Article May 24, 1995

<CR><RD><BR><CS:BOLD>BUSH ASKS MERCHANTS TO BACK TRADE PACTS<BR><BR>Byline: </CS>June Carolyn Erlick<BR><BR>BOSTON -- Former President George Bush called on mass retail executives to support international trade agreements to stimulate job creation...


Byline: June Carolyn Erlick

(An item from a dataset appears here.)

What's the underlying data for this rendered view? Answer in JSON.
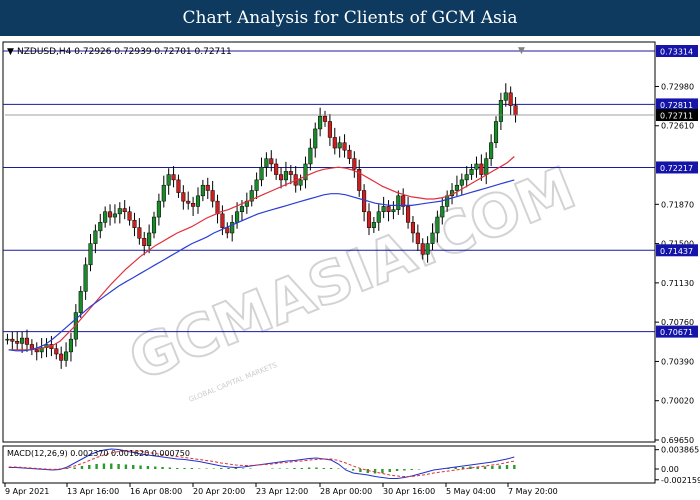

BOSTON — Former President George Bush called on mass retail executives to support international trade agreements to stimulate job creation and a healthier economy.
Speaking at the closing session of the International Mass Retail Association annual convention last week, Bush said, “If we want more jobs in this country and we want the consumer to benefit from lower prices, we must support international trade relationships.”
Referring to the North American Free Trade Agreement, Bush said, “More American jobs were created by NAFTA. There was no sucking sound in American jobs lost. “Mexico is going to recover. NAFTA was worth it, and I want to see the trade agreement expanded into Chile. I want this hemisphere to be the first free-trade hemisphere in the entire world,” he said.
Bush called upon the retailers, who form a powerful lobbying group in Washington, to press for more open trade with Latin America.
About 2,000 retailers and suppliers attended the four-day IMRA show, which ended here last week.
In his address to the leading executives in the mass retail sector, Bush also criticized the Clinton Administration’s move to impose trade sanctions through tariffs on Japanese luxury cars. He said quiet negotiations are far more effective than strong-arm tactics.
Bush emphasized that he was talking as a private citizen with lengthy political and diplomatic experience.
The tariff on 13 Japanese luxury car models, scheduled to take effect June 28 unless a trade accord is reached, is the largest ever imposed by the U.S. against any trading partner. Discount retailers fear that such sanctions may lead to price increases for other Japanese-made goods, including consumer electronics.
Bush, who once was U.S. Ambassador to China, told retail executives and vendors open trade is helpful in the country’s relationship with Asia. He recalled his own administration’s trade negotiations with the Japanese.
“I was not happy with the progress we made,” he admitted. “But my own view on dealing with Asia is you’re apt to get more done with less public confrontation.”
Bush said his beliefs apply to China as well as Japan.
“I believe strongly that the way to get more human rights is to continue to be actively engaged with them in trade. There are far, far more human rights in China than when Barbara and I lived there.”
Taking questions following his talk, Bush dodged a query about the next Republican presidential candidate. Another questioner, citing Bush’s much publicized tube-sock shopping expedition in 1991, asked the former president to name his favorite stores.
“I want to get out of this room alive,” Bush joked. “I can’t answer that question here. I may be nuts, but not that nuts.”